Extracted information:
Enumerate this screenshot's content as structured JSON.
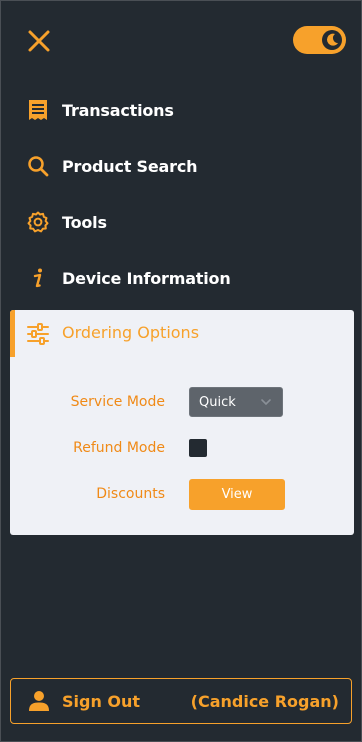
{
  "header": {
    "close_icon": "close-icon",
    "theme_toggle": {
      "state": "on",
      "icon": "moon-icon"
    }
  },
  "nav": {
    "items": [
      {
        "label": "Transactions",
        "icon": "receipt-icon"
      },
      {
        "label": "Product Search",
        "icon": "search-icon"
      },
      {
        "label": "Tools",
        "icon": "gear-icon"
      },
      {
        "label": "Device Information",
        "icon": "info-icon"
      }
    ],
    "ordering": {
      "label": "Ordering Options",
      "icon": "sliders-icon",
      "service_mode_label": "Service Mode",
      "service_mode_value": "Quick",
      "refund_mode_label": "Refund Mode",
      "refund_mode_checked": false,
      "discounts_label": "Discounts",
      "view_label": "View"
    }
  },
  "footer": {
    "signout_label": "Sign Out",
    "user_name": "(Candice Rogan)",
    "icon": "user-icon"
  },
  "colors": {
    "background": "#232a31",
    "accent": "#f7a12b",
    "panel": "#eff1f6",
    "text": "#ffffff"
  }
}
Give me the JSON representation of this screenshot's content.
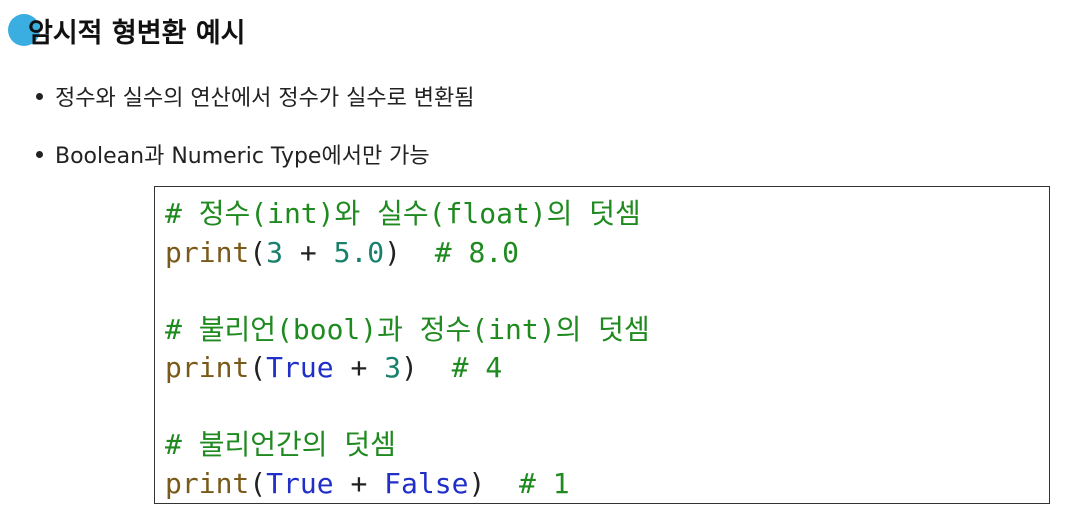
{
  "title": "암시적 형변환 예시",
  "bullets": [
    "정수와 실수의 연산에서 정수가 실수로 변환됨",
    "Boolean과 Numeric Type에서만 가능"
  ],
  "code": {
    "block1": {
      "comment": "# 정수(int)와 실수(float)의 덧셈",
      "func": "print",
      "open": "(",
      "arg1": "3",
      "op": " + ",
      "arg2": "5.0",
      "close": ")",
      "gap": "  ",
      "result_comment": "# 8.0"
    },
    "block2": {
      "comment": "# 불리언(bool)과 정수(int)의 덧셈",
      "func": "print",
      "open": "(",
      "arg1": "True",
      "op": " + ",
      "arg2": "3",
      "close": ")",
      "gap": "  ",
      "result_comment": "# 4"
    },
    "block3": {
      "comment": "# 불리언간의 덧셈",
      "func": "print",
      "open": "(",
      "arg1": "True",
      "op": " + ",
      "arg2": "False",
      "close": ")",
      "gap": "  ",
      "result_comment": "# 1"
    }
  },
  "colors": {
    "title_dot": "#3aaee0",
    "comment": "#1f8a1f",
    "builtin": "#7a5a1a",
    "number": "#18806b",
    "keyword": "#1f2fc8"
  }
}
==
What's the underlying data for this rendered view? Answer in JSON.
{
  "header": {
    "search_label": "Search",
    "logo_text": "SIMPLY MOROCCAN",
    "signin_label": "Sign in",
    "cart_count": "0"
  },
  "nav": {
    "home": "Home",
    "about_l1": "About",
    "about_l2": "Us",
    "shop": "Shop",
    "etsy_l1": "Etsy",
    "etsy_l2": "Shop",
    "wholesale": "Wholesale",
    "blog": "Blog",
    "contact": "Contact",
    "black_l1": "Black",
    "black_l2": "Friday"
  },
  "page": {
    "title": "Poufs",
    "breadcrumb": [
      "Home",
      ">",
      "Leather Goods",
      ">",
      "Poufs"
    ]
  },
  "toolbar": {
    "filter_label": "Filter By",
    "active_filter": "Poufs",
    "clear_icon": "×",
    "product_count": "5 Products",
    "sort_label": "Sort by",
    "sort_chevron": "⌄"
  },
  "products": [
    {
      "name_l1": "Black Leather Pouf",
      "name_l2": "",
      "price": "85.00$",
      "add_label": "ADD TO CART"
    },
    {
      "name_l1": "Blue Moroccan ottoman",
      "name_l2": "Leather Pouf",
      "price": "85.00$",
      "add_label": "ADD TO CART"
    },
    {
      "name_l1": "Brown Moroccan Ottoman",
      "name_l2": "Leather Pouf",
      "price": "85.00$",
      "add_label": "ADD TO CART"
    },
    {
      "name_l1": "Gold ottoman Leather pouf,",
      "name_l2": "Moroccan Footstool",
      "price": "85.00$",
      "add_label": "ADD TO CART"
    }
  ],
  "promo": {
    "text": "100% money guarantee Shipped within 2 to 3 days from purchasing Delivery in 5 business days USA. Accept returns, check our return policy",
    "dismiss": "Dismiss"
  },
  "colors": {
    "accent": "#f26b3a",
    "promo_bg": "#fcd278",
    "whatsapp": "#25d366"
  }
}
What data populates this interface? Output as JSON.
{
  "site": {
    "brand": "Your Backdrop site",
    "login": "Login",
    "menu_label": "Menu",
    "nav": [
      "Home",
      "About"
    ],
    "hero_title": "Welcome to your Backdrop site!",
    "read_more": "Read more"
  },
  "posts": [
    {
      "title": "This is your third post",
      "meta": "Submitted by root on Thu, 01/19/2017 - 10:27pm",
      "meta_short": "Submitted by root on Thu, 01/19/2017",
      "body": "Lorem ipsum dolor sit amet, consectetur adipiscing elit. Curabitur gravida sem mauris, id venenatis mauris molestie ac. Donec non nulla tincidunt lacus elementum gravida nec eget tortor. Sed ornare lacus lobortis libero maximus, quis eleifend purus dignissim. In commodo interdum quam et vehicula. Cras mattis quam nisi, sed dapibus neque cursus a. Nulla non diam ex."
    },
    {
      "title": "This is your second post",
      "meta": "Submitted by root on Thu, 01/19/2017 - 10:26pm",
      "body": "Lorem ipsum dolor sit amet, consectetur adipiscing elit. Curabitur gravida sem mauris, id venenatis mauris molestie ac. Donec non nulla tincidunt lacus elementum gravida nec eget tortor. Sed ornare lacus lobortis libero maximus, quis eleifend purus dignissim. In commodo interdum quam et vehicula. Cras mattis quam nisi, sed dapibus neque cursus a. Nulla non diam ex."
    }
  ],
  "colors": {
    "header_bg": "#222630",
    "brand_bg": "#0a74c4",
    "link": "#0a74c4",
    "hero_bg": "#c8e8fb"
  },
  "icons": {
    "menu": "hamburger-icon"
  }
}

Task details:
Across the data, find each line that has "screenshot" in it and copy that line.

Written reply:
Enumerate this screenshot's content as structured JSON.
Give me the JSON representation of this screenshot's content.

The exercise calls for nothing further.